* _DATA SUPPLIED_
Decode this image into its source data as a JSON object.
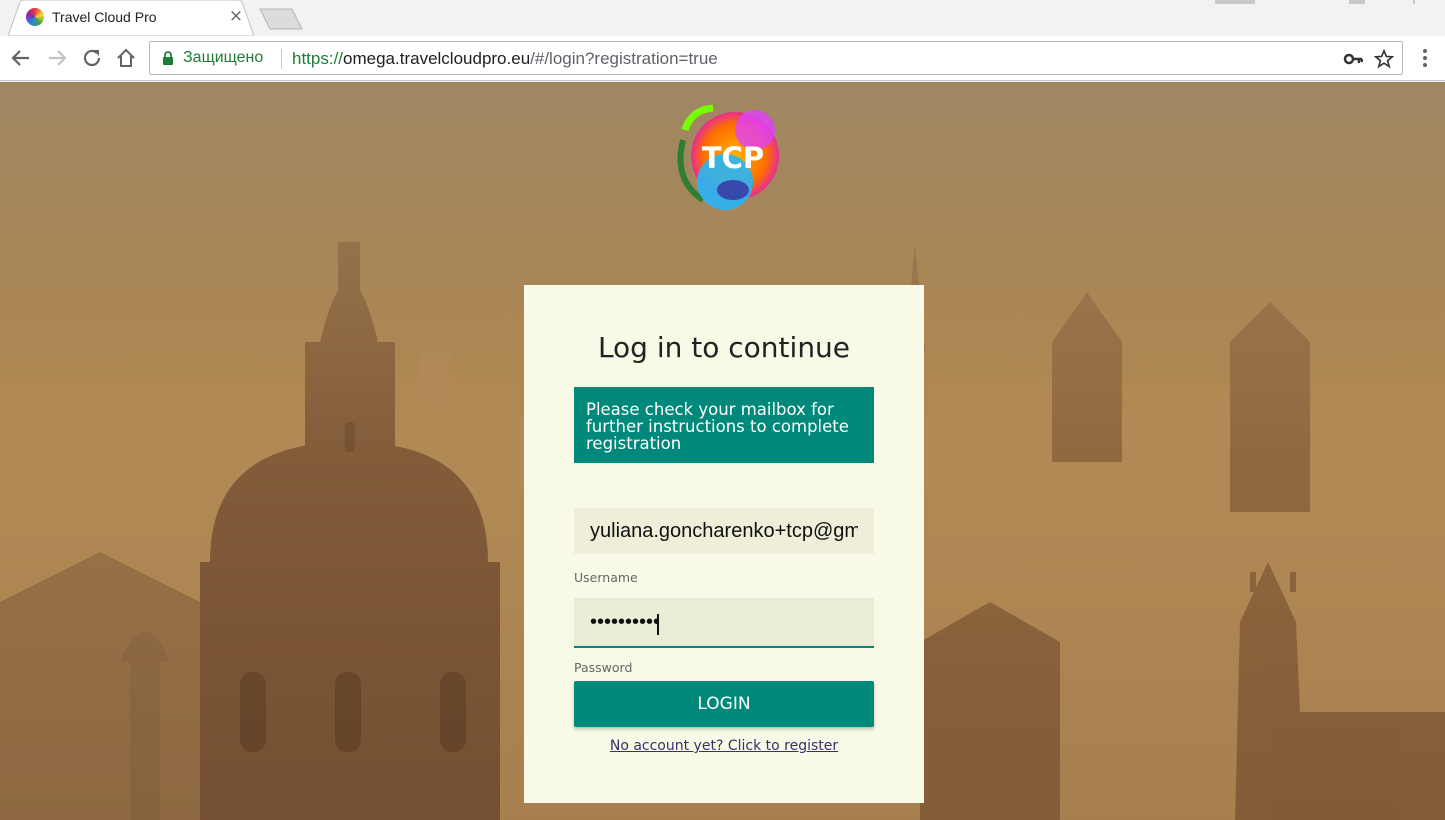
{
  "browser": {
    "tab_title": "Travel Cloud Pro",
    "tab_close": "×",
    "secure_label": "Защищено",
    "url_scheme": "https://",
    "url_host": "omega.travelcloudpro.eu",
    "url_path": "/#/login?registration=true"
  },
  "login": {
    "logo_text": "TCP",
    "title": "Log in to continue",
    "notice_lines": [
      "Please check your mailbox for",
      "further instructions to complete",
      "registration"
    ],
    "username_label": "Username",
    "username_value": "yuliana.goncharenko+tcp@gm",
    "password_label": "Password",
    "password_value": "••••••••••",
    "login_button": "LOGIN",
    "register_link": "No account yet? Click to register"
  },
  "colors": {
    "accent": "#00897b",
    "card_background": "#f8f9e6",
    "secure_green": "#1e7e34"
  },
  "icons": {
    "back": "arrow-left-icon",
    "forward": "arrow-right-icon",
    "reload": "reload-icon",
    "home": "home-icon",
    "lock": "lock-icon",
    "key": "key-icon",
    "bookmark": "star-icon",
    "menu": "kebab-menu-icon"
  }
}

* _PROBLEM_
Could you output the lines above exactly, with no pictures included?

* _SOLUTION TO THE PROBLEM_
Decode this image into its source data as a JSON object.
{
  "browser": {
    "tab_title": "Travel Cloud Pro",
    "tab_close": "×",
    "secure_label": "Защищено",
    "url_scheme": "https://",
    "url_host": "omega.travelcloudpro.eu",
    "url_path": "/#/login?registration=true"
  },
  "login": {
    "logo_text": "TCP",
    "title": "Log in to continue",
    "notice_lines": [
      "Please check your mailbox for",
      "further instructions to complete",
      "registration"
    ],
    "username_label": "Username",
    "username_value": "yuliana.goncharenko+tcp@gm",
    "password_label": "Password",
    "password_value": "••••••••••",
    "login_button": "LOGIN",
    "register_link": "No account yet? Click to register"
  },
  "colors": {
    "accent": "#00897b",
    "card_background": "#f8f9e6",
    "secure_green": "#1e7e34"
  },
  "icons": {
    "back": "arrow-left-icon",
    "forward": "arrow-right-icon",
    "reload": "reload-icon",
    "home": "home-icon",
    "lock": "lock-icon",
    "key": "key-icon",
    "bookmark": "star-icon",
    "menu": "kebab-menu-icon"
  }
}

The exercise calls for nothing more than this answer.